Would an executive at your company set up shop in the middle of the IT help desk, hang a gutted fish over his desk and declare, “The doctor is in?” In effect, that’s what Paul Bennett, chief creative officer at IDEO, has done, and he claims it’s helped him foster creativity in a way he previously wasn’t able.
In his New York Times essay, “Where the Fish Swims Ideas Fly,” Bennett says that his role as a “project leader for inspiration” was being stifled because his time wasn’t his own. He found himself highly scheduled, moving from meeting to meeting, sometimes in 10-minute increments. (Sound familiar?) So, Bennett took matters into his own hands: he decided to go to the epicenter of his office’s operations — the IT help desk — and create a workspace there. He hung a light that was fashioned from an actual fish over his desk and when it’s illuminated, the “doctor is in,” so to speak. (read more…)
About 10 years ago, we sat through an entire presentation on an arcane software protocol called “OFX.” Befuddling. We had no clue what the acronym meant or what the protocol actually did, which was a big problem because we were charged with explaining it to the company’s customers.
After the meeting we asked an experienced colleague what OFX stood for. She paused, sighed, and then said, “I have no idea.
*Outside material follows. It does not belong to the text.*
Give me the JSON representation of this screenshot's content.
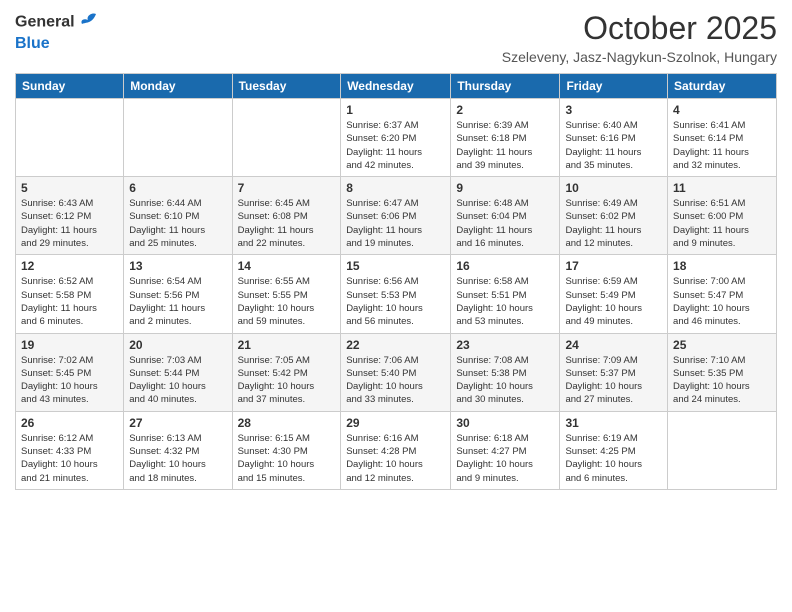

But they use it all the time.” (We subsequently found out it stood for “Open Financial Exchange.” Which makes as much sense today as it did 10 years ago). So consider this a plea for clarity, concreteness, and “low-level” communication. Translate the high-level concept into the meaning to the audience and illustrate it with stories and clear, concrete language that describes why your audience will care.
Be specific, be clear, and please, please, please, make sure that you’re speaking to everyone. (read more…)
Workplace safety is like a field goal kicker: often overlooked on a football team’s roster but utterly crucial to its success. The all-star running back might not view the kicker as a valuable asset, but make no mistake — any given game can come down to the swing of a boot.
In a similar vein, improving worker attitudes towards safety is one of the most difficult challenges in the lives of managers. Individual personalities and social behaviors are moving targets, and difficult to pin down. According to MySafetySign’s recent survey of safety professionals, worker attitudes are the top frustration that safety managers face when trying to reach one of their most important goals: implementing a comprehensive plan that safeguards their workforce’s well-being.
If a safety manager faces so much friction with policy buy-in, how can leaders in other spheres hope to gain support in relatively innocuous office environments? From the world of manufacturing, construction, and other potentially high-stake industries, we’re able to borrow three lessons and insights that can help you achieve the attitude changes you desire most from your employees. (read more…)